We can write a Visual Basic procedure that allows the program to run repeatedly until a condition or a set of conditions is met. This is procedure is known as looping . Looping is a very useful feature of Visual Basic because it makes repetitive works easier. There are three kinds of loops in Visual Basic, the Do...Loop ,the For.......Next loop and the While.....Wend Loop.
The Do Loop statements have four different forms, as shown below:
Do While condition Block of one or more VB statements Loop
Do Block of one or more VB statements Loop While condition
Do Until condition Block of one or more VB statements Loop
Do Block of one or more VB statements Loop Until condition
Do while counter <=1000 num.Text=counter counter =counter+1 Loop
* The above example will keep on adding until counter > 1000
The above example can be rewritten as
Do counter=counter+1 Loop until counter>1000
Sometime we need exit to exit a loop earlier when a certain condition is fulfilled. The keyword to use is Exit Do. You can examine Example 9.2 for its usage.
Dim sum, n as Integer Private Sub Form_Activate() List1.AddItem "n" & vbTab & "sum" Do n=n+1 sum=sum+n-resize List1.AddItem n & vbTab & sum If n=100 Then Exit Do End If Loop End Sub
In the above example, we compute the summation of 1+2+3+4+……+100. In the design stage, you need to insert a ListBox into the form for displaying the output, named List1. The program uses the AddItem method to populate the ListBox. The statement List1.AddItem "n" & vbTab & "sum" will display the headings in the ListBox, where it uses the vbTab function to create a space between the headings n and sum.
The For....Next Loop event procedure is written as follows:
For counter=startNumber to endNumber (Step increment) One or more VB statements Next
Private Sub Command1_Click() Dim counter As Integer For counter = 1 To 10 List1.AddItem counter Next End Sub
Private Sub Command1_Click() Dim counter As Integer For counter = 1 To 1000 Step 10 counter = counter + 1 Print counter Next End Sub
For counter=1000 to 5 step -5 counter=counter-10 If counter<50 then Exit For Else Print "Keep Counting" End If Next
Private Sub Form_Activate( ) For n=1 to 10 If n>6 then Exit For Else Print n Enf If Next End Sub
Sometimes the user might want to get out from the loop before the whole repetitive process is executed, the command to use is Exit For. To exit a For….Next Loop, you can place the Exit For statement within the loop; and it is normally used together with the If…..Then… statement. Its usages is shown in Example 9.3 d.
When you have a loop within a loop, then you have created a nested loop. You can actually have as many loops as you want in a nested loop provided the loops are not the never-ending type. For a nested loop that consists of two loops, the first cycle of the outer loop will be processed first, then it will process the whole repetitive process of the inner loop, then the second cycle of the outer loop will be processed and again the whole repetitive process of the inner loop will be processed. The program will end when the whole cycle of the outer loop is processed.
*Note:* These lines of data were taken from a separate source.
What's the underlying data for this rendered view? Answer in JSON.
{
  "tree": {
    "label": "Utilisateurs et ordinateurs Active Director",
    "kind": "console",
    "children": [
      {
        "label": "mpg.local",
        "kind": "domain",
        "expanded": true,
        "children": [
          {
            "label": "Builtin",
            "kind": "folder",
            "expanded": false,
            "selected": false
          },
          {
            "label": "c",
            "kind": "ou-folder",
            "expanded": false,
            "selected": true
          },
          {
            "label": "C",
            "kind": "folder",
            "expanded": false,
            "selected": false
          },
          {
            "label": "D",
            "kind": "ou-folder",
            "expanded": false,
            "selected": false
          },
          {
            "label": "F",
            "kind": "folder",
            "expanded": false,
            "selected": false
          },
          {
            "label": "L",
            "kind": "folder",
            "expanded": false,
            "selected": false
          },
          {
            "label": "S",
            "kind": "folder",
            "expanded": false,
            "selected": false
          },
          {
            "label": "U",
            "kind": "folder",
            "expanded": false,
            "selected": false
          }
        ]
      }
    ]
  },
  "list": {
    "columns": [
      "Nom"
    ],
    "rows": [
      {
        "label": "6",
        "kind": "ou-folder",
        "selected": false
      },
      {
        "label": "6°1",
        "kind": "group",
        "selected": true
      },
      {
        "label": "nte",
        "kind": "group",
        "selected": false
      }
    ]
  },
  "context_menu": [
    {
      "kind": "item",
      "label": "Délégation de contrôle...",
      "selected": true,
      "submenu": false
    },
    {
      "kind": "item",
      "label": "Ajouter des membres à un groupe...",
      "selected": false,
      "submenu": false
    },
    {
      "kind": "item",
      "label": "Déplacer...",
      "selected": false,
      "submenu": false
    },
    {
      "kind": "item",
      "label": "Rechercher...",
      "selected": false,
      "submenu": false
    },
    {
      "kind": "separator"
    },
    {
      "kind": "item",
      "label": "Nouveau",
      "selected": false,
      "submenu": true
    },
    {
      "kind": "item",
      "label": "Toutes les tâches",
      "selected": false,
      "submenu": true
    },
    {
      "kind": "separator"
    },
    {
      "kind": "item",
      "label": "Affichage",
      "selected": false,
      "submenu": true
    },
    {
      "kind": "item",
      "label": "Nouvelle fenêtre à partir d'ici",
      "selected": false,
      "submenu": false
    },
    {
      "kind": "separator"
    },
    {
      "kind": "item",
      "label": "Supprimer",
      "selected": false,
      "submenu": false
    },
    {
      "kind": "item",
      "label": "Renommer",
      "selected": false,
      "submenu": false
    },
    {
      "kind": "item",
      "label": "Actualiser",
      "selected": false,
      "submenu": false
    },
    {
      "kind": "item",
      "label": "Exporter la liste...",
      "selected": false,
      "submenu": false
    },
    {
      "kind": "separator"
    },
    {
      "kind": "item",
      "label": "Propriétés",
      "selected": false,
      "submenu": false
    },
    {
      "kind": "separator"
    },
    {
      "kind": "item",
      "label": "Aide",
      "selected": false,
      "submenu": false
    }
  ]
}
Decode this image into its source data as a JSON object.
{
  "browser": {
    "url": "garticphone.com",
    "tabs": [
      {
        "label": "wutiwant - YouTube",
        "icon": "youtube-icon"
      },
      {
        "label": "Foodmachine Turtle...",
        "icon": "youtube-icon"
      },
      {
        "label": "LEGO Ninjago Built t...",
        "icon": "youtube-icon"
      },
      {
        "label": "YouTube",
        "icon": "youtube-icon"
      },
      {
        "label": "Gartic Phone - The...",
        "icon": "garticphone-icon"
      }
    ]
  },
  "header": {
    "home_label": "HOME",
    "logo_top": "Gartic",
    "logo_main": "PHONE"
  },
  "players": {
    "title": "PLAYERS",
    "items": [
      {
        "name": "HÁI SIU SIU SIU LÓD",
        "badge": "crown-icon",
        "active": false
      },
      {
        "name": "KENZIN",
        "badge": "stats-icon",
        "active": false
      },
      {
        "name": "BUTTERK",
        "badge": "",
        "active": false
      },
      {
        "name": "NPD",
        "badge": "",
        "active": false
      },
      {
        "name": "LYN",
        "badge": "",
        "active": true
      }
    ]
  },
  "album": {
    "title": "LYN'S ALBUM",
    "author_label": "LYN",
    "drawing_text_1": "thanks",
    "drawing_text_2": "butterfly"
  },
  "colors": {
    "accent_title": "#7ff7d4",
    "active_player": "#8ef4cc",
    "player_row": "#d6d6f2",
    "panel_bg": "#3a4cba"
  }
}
The Structure of a nested loop is :
For counter1=startNumber to endNumber (Step increment) For counter2=startNumber to endNumber (Step increment) One or more VB statements Next counter2 Next counter1
Private Sub Form_Activate ( ) For firstCounter= 1to 5 Print "Hello" For secondCounter=1 to 4 Print "Welcome to the VB tutorial" Next secondCounter Next firstCounter Print"Thank you" End Sub
The output of the above program is shown in Figure 9.1. As the outer loop has five repetitions, it will print the word “Hello” five times. Each time after it prints the word “Hello”, it will print four lines of the “Welcome to the VB tutorial” sentences as the inner loop has four repetitions.
The structure of a While….Wend Loop is very similar to the Do Loop. it takes the following form:
While condition Statements Wend
The above loop means that while the condition is not met, the loop will go on. The loop will end when the condition is met. Let’s examine the program listed in example 9.4.
Dim sum, n As Integer Private Sub Form_Activate() List1.AddItem "n" & vbTab & "sum" While n <> 100 n = n + 1 Sum = Sum + n List1.AddItem n & vbTab & Sum Wend End Sub